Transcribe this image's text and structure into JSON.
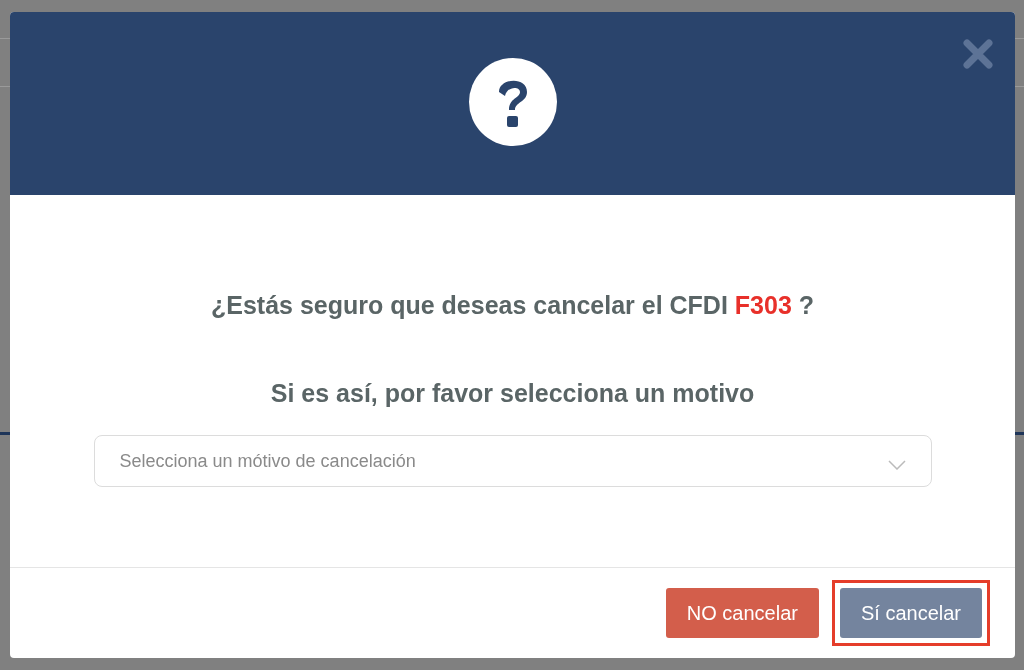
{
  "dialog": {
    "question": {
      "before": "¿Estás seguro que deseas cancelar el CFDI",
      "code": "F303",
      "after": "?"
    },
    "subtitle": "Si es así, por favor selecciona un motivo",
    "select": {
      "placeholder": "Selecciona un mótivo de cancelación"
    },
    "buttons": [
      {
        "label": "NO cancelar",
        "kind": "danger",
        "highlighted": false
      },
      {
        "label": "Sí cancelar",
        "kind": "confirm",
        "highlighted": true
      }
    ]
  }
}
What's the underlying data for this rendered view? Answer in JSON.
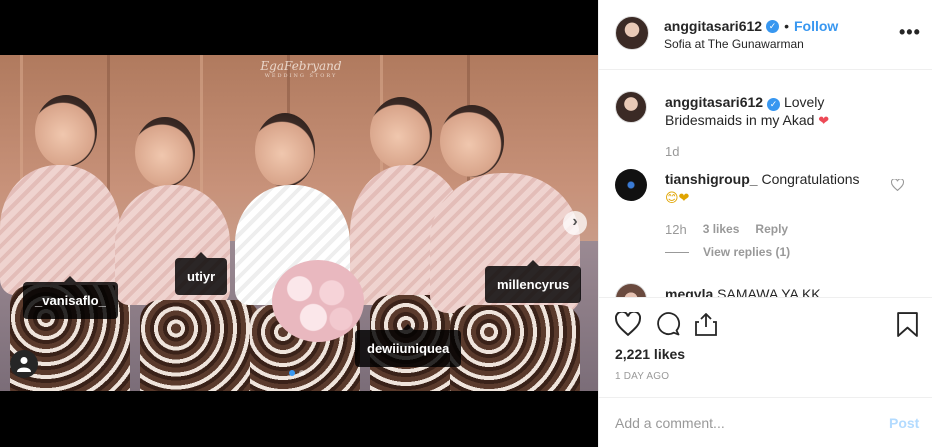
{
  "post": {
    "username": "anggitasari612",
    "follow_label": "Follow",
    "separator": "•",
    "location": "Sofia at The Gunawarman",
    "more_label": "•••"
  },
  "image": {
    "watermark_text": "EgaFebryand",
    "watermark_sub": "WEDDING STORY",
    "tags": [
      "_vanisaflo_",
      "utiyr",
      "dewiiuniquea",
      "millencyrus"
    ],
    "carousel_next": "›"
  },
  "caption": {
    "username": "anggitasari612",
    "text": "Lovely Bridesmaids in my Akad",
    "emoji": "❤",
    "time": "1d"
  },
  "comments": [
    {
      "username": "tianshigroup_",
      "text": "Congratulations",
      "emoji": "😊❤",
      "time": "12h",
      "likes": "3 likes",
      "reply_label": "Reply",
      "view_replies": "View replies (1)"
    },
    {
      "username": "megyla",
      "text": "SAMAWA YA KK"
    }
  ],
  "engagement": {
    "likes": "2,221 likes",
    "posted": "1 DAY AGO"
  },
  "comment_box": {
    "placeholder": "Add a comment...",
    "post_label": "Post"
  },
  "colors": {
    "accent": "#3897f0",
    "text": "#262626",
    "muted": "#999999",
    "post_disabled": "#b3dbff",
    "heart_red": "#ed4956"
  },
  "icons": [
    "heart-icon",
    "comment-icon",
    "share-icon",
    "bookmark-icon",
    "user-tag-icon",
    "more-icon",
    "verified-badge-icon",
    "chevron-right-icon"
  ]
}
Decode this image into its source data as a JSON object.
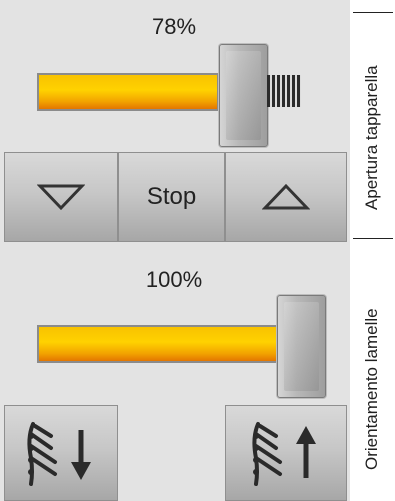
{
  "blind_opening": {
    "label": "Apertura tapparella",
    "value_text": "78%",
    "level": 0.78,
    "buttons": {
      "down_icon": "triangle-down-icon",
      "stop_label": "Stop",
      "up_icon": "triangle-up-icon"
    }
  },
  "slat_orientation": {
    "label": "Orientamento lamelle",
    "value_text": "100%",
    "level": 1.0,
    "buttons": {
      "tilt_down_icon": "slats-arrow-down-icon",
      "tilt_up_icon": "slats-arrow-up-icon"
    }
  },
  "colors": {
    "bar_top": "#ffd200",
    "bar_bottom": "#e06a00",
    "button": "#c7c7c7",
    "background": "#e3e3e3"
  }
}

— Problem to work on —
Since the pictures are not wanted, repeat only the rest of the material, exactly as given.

— Answer to this exercise —
Transcribe this image's text and structure into JSON.
{
  "dialog": {
    "question": {
      "before": "¿Estás seguro que deseas cancelar el CFDI",
      "code": "F303",
      "after": "?"
    },
    "subtitle": "Si es así, por favor selecciona un motivo",
    "select": {
      "placeholder": "Selecciona un mótivo de cancelación"
    },
    "buttons": [
      {
        "label": "NO cancelar",
        "kind": "danger",
        "highlighted": false
      },
      {
        "label": "Sí cancelar",
        "kind": "confirm",
        "highlighted": true
      }
    ]
  }
}
What's the underlying data for this rendered view? Answer in JSON.
{
  "post": {
    "username": "anggitasari612",
    "follow_label": "Follow",
    "separator": "•",
    "location": "Sofia at The Gunawarman",
    "more_label": "•••"
  },
  "image": {
    "watermark_text": "EgaFebryand",
    "watermark_sub": "WEDDING STORY",
    "tags": [
      "_vanisaflo_",
      "utiyr",
      "dewiiuniquea",
      "millencyrus"
    ],
    "carousel_next": "›"
  },
  "caption": {
    "username": "anggitasari612",
    "text": "Lovely Bridesmaids in my Akad",
    "emoji": "❤",
    "time": "1d"
  },
  "comments": [
    {
      "username": "tianshigroup_",
      "text": "Congratulations",
      "emoji": "😊❤",
      "time": "12h",
      "likes": "3 likes",
      "reply_label": "Reply",
      "view_replies": "View replies (1)"
    },
    {
      "username": "megyla",
      "text": "SAMAWA YA KK"
    }
  ],
  "engagement": {
    "likes": "2,221 likes",
    "posted": "1 DAY AGO"
  },
  "comment_box": {
    "placeholder": "Add a comment...",
    "post_label": "Post"
  },
  "colors": {
    "accent": "#3897f0",
    "text": "#262626",
    "muted": "#999999",
    "post_disabled": "#b3dbff",
    "heart_red": "#ed4956"
  },
  "icons": [
    "heart-icon",
    "comment-icon",
    "share-icon",
    "bookmark-icon",
    "user-tag-icon",
    "more-icon",
    "verified-badge-icon",
    "chevron-right-icon"
  ]
}
Decode this image into its source data as a JSON object.
{
  "blind_opening": {
    "label": "Apertura tapparella",
    "value_text": "78%",
    "level": 0.78,
    "buttons": {
      "down_icon": "triangle-down-icon",
      "stop_label": "Stop",
      "up_icon": "triangle-up-icon"
    }
  },
  "slat_orientation": {
    "label": "Orientamento lamelle",
    "value_text": "100%",
    "level": 1.0,
    "buttons": {
      "tilt_down_icon": "slats-arrow-down-icon",
      "tilt_up_icon": "slats-arrow-up-icon"
    }
  },
  "colors": {
    "bar_top": "#ffd200",
    "bar_bottom": "#e06a00",
    "button": "#c7c7c7",
    "background": "#e3e3e3"
  }
}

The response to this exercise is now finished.